With tough new regulations coming to Europe on data privacy in May 2018, Calligo will explain why in reality the effect is global and transforms how you consider critical data. EU GDPR fundamentally rewrites the rules for cloud, Big Data and IoT. In his session at 21st Cloud Expo, Adam Ryan, Vice President and General Manager EMEA at Calligo, examined the regulations and provided insight on how it affects technology, challenges the established rules and will usher in new levels of diligence arou...
You know you need the cloud, but you're hesitant to simply dump everything at Amazon since you know that not all workloads are suitable for cloud. You know that you want the kind of ease of use and scalability that you get with public cloud, but your applications are architected in a way that makes the public cloud a non-starter.

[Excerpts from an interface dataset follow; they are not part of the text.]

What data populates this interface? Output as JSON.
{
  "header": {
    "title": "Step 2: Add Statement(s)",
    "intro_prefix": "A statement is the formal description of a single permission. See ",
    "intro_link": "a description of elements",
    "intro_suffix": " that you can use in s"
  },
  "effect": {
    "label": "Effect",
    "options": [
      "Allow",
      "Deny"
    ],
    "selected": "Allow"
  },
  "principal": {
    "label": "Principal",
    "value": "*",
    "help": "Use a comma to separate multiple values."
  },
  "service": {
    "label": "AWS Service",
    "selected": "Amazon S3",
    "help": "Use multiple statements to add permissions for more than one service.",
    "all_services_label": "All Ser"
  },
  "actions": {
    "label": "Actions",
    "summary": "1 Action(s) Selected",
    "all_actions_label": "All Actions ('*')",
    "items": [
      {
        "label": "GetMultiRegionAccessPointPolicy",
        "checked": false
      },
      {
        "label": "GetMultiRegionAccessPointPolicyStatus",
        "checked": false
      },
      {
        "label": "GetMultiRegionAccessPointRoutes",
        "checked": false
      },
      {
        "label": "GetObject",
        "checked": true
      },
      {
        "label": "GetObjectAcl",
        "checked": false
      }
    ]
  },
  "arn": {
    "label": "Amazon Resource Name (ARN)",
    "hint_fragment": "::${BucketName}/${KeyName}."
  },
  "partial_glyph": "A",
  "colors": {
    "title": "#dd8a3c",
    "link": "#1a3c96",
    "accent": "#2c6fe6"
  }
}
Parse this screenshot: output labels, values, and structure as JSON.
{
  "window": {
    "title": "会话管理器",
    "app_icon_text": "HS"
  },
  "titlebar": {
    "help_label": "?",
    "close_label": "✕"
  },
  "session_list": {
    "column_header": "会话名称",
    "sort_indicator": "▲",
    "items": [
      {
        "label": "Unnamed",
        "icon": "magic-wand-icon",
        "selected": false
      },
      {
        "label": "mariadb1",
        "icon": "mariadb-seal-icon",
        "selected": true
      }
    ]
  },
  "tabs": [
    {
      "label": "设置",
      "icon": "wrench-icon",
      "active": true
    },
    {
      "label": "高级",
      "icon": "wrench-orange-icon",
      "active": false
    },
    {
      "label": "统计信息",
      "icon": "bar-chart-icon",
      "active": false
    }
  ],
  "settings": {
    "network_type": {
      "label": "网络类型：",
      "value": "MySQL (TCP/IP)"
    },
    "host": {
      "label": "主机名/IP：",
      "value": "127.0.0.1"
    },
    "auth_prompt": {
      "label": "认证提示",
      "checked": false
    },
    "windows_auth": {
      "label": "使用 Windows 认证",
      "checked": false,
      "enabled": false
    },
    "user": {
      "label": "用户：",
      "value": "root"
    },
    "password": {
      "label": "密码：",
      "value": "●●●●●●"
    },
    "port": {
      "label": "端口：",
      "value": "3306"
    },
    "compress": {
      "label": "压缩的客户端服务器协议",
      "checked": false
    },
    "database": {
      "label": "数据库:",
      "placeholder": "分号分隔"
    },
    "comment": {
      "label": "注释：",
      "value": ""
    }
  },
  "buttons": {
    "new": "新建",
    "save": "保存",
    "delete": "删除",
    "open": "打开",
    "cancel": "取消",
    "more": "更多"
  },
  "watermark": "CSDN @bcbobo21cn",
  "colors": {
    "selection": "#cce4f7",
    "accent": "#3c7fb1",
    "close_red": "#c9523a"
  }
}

You're looking at private cloud solutions based on hyperconverged infrastructure, but you're concerned with the limits inherent in those technologies. What do you do?
Sanjeev Sharma Joins June 5-7, 2018 @DevOpsSummit at @Cloud Expo New York Faculty. Sanjeev Sharma is an internationally known DevOps and Cloud Transformation thought leader, technology executive, and author. Sanjeev's industry experience includes tenures as CTO, Technical Sales leader, and Cloud Architect leader. As an IBM Distinguished Engineer, Sanjeev is recognized at the highest levels of IBM's core of technical leaders.
Recently, WebRTC has a lot of eyes from market. The use cases of WebRTC are expanding - video chat, online education, online health care etc. Not only for human-to-human communication, but also IoT use cases such as machine to human use cases can be seen recently. One of the typical use-case is remote camera monitoring. With WebRTC, people can have interoperability and flexibility for deploying monitoring service. However, the benefit of WebRTC for IoT is not only its convenience and interopera...
In his general session at 21st Cloud Expo, Greg Dumas, Calligo’s Vice President and G.M. of US operations, discussed the new Global Data Protection Regulation and how Calligo can help business stay compliant in digitally globalized world. Greg Dumas is Calligo's Vice President and G.M. of US operations. Calligo is an established service provider that provides an innovative platform for trusted cloud solutions. Calligo’s customers are typically most concerned about GDPR compliance, application p...
Mobile device usage has increased exponentially during the past several years, as consumers rely on handhelds for everything from news and weather to banking and purchases. What can we expect in the next few years? The way in which we interact with our devices will fundamentally change, as businesses leverage Artificial Intelligence. We already see this taking shape as businesses leverage AI for cost savings and customer responsiveness. This trend will continue, as AI is used for more sophistica...
The 22nd International Cloud Expo | 1st DXWorld Expo has announced that its Call for Papers is open. Cloud Expo | DXWorld Expo, to be held June 5-7, 2018, at the Javits Center in New York, NY, brings together Cloud Computing, Digital Transformation, Big Data, Internet of Things, DevOps, Machine Learning and WebRTC to one location. With cloud computing driving a higher percentage of enterprise IT budgets every year, it becomes increasingly important to plant your flag in this fast-expanding busin...